▸ **WHAT TO PRODUCE**
Print every line of the material below exactly as it stands, but omit the pictures.
━━━━━ EXERCISE MATERIAL ━━━━━
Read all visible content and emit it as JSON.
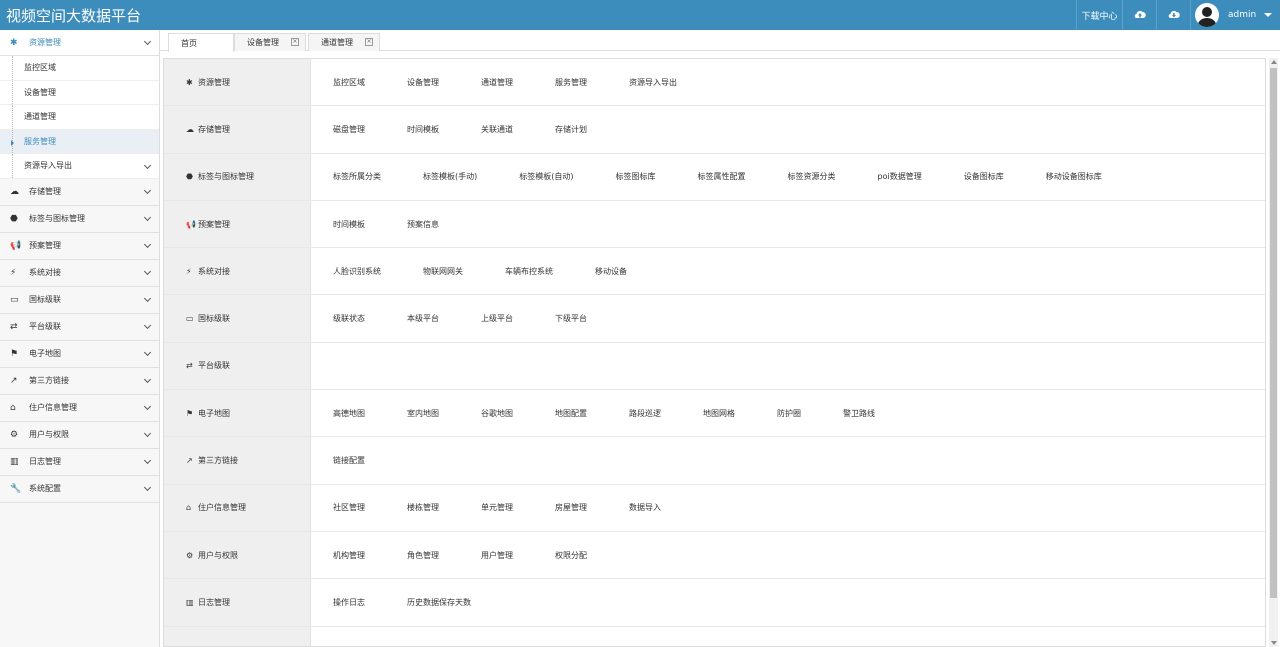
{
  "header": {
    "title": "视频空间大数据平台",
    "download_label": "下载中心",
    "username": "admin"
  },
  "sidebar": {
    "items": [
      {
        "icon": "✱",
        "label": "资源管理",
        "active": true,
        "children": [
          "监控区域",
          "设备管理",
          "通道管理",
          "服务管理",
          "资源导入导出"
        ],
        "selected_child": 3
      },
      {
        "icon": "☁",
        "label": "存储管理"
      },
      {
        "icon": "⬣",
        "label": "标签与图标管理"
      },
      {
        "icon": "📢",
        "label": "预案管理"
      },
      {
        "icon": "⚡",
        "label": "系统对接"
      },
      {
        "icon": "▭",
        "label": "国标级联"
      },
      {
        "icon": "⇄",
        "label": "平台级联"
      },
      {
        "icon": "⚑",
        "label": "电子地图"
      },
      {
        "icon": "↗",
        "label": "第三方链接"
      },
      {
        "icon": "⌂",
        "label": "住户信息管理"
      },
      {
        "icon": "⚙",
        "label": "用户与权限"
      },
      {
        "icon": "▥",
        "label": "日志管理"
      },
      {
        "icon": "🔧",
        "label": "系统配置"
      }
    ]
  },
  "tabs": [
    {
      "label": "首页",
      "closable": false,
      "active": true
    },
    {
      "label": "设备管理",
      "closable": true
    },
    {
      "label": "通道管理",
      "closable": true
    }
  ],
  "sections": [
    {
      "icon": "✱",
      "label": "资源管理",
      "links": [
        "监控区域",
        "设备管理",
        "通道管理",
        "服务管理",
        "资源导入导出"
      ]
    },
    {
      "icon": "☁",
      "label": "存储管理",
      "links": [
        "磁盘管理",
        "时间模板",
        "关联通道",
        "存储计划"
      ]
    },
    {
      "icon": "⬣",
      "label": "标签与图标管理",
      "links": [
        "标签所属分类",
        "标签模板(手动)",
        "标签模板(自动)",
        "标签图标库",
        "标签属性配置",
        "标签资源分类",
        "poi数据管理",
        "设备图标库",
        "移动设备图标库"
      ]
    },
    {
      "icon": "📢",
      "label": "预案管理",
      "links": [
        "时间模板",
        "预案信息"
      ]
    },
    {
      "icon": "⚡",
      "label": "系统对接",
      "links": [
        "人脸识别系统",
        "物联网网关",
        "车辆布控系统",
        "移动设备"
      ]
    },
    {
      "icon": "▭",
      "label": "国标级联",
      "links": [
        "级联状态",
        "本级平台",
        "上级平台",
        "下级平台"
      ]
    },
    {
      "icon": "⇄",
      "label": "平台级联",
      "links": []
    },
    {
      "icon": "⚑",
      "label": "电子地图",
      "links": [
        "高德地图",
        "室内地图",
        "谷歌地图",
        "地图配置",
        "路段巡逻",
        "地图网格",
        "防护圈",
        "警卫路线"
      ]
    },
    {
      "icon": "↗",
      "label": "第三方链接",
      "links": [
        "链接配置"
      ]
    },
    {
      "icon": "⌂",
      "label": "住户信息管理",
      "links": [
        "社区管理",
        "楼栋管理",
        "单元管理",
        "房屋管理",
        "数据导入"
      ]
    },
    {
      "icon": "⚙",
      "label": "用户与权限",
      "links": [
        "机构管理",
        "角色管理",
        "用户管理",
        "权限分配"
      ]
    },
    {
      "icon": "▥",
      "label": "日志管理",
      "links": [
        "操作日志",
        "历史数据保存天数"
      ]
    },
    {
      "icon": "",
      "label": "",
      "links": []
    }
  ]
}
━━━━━
▸ **PROBLEM SOLUTION**
Read all visible content and emit it as JSON.
{
  "header": {
    "title": "视频空间大数据平台",
    "download_label": "下载中心",
    "username": "admin"
  },
  "sidebar": {
    "items": [
      {
        "icon": "✱",
        "label": "资源管理",
        "active": true,
        "children": [
          "监控区域",
          "设备管理",
          "通道管理",
          "服务管理",
          "资源导入导出"
        ],
        "selected_child": 3
      },
      {
        "icon": "☁",
        "label": "存储管理"
      },
      {
        "icon": "⬣",
        "label": "标签与图标管理"
      },
      {
        "icon": "📢",
        "label": "预案管理"
      },
      {
        "icon": "⚡",
        "label": "系统对接"
      },
      {
        "icon": "▭",
        "label": "国标级联"
      },
      {
        "icon": "⇄",
        "label": "平台级联"
      },
      {
        "icon": "⚑",
        "label": "电子地图"
      },
      {
        "icon": "↗",
        "label": "第三方链接"
      },
      {
        "icon": "⌂",
        "label": "住户信息管理"
      },
      {
        "icon": "⚙",
        "label": "用户与权限"
      },
      {
        "icon": "▥",
        "label": "日志管理"
      },
      {
        "icon": "🔧",
        "label": "系统配置"
      }
    ]
  },
  "tabs": [
    {
      "label": "首页",
      "closable": false,
      "active": true
    },
    {
      "label": "设备管理",
      "closable": true
    },
    {
      "label": "通道管理",
      "closable": true
    }
  ],
  "sections": [
    {
      "icon": "✱",
      "label": "资源管理",
      "links": [
        "监控区域",
        "设备管理",
        "通道管理",
        "服务管理",
        "资源导入导出"
      ]
    },
    {
      "icon": "☁",
      "label": "存储管理",
      "links": [
        "磁盘管理",
        "时间模板",
        "关联通道",
        "存储计划"
      ]
    },
    {
      "icon": "⬣",
      "label": "标签与图标管理",
      "links": [
        "标签所属分类",
        "标签模板(手动)",
        "标签模板(自动)",
        "标签图标库",
        "标签属性配置",
        "标签资源分类",
        "poi数据管理",
        "设备图标库",
        "移动设备图标库"
      ]
    },
    {
      "icon": "📢",
      "label": "预案管理",
      "links": [
        "时间模板",
        "预案信息"
      ]
    },
    {
      "icon": "⚡",
      "label": "系统对接",
      "links": [
        "人脸识别系统",
        "物联网网关",
        "车辆布控系统",
        "移动设备"
      ]
    },
    {
      "icon": "▭",
      "label": "国标级联",
      "links": [
        "级联状态",
        "本级平台",
        "上级平台",
        "下级平台"
      ]
    },
    {
      "icon": "⇄",
      "label": "平台级联",
      "links": []
    },
    {
      "icon": "⚑",
      "label": "电子地图",
      "links": [
        "高德地图",
        "室内地图",
        "谷歌地图",
        "地图配置",
        "路段巡逻",
        "地图网格",
        "防护圈",
        "警卫路线"
      ]
    },
    {
      "icon": "↗",
      "label": "第三方链接",
      "links": [
        "链接配置"
      ]
    },
    {
      "icon": "⌂",
      "label": "住户信息管理",
      "links": [
        "社区管理",
        "楼栋管理",
        "单元管理",
        "房屋管理",
        "数据导入"
      ]
    },
    {
      "icon": "⚙",
      "label": "用户与权限",
      "links": [
        "机构管理",
        "角色管理",
        "用户管理",
        "权限分配"
      ]
    },
    {
      "icon": "▥",
      "label": "日志管理",
      "links": [
        "操作日志",
        "历史数据保存天数"
      ]
    },
    {
      "icon": "",
      "label": "",
      "links": []
    }
  ]
}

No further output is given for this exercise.